[Start of Attachment]
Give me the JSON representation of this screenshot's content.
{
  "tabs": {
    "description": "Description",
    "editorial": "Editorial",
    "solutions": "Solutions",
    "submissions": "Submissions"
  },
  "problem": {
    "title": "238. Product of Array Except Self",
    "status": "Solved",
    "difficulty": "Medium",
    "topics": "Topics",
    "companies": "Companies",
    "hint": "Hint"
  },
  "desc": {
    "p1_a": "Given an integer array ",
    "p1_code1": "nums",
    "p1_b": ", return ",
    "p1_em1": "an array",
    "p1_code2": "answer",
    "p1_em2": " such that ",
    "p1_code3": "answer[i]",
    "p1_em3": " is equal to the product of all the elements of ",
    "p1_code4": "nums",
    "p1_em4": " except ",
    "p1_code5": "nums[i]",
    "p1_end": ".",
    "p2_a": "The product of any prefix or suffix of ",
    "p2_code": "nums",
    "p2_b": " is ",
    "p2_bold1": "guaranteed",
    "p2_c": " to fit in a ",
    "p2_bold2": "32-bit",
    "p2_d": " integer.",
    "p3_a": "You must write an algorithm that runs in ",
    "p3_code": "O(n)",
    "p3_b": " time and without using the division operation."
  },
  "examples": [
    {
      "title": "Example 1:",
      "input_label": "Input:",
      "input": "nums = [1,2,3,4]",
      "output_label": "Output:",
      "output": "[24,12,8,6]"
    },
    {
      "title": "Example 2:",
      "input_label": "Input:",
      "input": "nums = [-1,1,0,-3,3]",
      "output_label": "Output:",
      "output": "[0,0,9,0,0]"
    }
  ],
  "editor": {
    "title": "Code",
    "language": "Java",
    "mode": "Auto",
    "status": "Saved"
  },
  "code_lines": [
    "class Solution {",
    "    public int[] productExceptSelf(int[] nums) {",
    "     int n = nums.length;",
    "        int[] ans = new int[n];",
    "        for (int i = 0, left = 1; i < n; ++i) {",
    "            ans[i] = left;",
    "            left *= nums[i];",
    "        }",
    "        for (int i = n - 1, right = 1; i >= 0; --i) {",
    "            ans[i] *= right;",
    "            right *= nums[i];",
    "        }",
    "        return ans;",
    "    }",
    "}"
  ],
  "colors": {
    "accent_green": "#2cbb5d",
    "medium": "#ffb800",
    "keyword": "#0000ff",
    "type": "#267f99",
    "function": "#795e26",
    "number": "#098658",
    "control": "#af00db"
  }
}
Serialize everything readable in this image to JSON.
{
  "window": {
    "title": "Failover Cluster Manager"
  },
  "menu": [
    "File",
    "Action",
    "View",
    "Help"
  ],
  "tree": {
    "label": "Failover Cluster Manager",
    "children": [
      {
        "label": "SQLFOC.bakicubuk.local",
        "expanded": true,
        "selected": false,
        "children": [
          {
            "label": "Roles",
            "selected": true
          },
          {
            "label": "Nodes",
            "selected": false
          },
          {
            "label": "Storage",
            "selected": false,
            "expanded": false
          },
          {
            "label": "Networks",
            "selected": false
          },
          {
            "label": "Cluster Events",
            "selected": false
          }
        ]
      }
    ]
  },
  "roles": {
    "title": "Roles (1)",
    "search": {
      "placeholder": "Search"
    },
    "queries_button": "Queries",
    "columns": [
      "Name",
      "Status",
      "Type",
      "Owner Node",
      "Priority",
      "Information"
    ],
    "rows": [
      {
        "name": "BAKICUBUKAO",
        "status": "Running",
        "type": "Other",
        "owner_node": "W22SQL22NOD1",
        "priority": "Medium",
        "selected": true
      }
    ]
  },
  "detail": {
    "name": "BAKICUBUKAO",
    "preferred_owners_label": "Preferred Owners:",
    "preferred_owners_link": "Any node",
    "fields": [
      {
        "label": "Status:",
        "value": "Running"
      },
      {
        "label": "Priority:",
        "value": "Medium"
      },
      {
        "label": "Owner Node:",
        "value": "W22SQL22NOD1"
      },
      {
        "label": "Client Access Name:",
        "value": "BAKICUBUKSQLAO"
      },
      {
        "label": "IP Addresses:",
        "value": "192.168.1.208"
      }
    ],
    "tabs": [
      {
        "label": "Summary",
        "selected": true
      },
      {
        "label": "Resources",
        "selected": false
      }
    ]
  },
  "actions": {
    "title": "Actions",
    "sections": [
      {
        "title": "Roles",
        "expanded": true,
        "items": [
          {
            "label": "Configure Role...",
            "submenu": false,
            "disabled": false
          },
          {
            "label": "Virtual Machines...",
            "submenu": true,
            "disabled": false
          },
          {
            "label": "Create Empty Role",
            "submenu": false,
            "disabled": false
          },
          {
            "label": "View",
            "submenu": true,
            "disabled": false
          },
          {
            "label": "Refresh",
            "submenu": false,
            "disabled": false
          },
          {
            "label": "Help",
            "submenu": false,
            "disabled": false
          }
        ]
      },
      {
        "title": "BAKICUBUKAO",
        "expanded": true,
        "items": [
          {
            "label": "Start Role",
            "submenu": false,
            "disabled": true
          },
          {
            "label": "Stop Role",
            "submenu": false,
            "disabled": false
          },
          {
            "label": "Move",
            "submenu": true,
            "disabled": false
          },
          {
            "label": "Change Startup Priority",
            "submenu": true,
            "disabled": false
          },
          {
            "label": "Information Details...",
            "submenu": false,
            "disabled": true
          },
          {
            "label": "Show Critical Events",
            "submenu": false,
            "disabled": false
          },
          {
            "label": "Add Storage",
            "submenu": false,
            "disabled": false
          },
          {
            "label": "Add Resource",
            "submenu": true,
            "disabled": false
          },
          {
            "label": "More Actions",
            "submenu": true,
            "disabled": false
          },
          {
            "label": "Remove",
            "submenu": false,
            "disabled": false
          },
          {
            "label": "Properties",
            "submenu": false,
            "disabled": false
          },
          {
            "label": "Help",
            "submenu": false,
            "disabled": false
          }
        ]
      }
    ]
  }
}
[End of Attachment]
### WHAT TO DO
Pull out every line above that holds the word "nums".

### TASK RESPONSE
    "p1_code1": "nums",
    "p1_code4": "nums",
    "p1_code5": "nums[i]",
    "p2_code": "nums",
      "input": "nums = [1,2,3,4]",
      "input": "nums = [-1,1,0,-3,3]",
    "    public int[] productExceptSelf(int[] nums) {",
    "     int n = nums.length;",
    "            left *= nums[i];",
    "            right *= nums[i];",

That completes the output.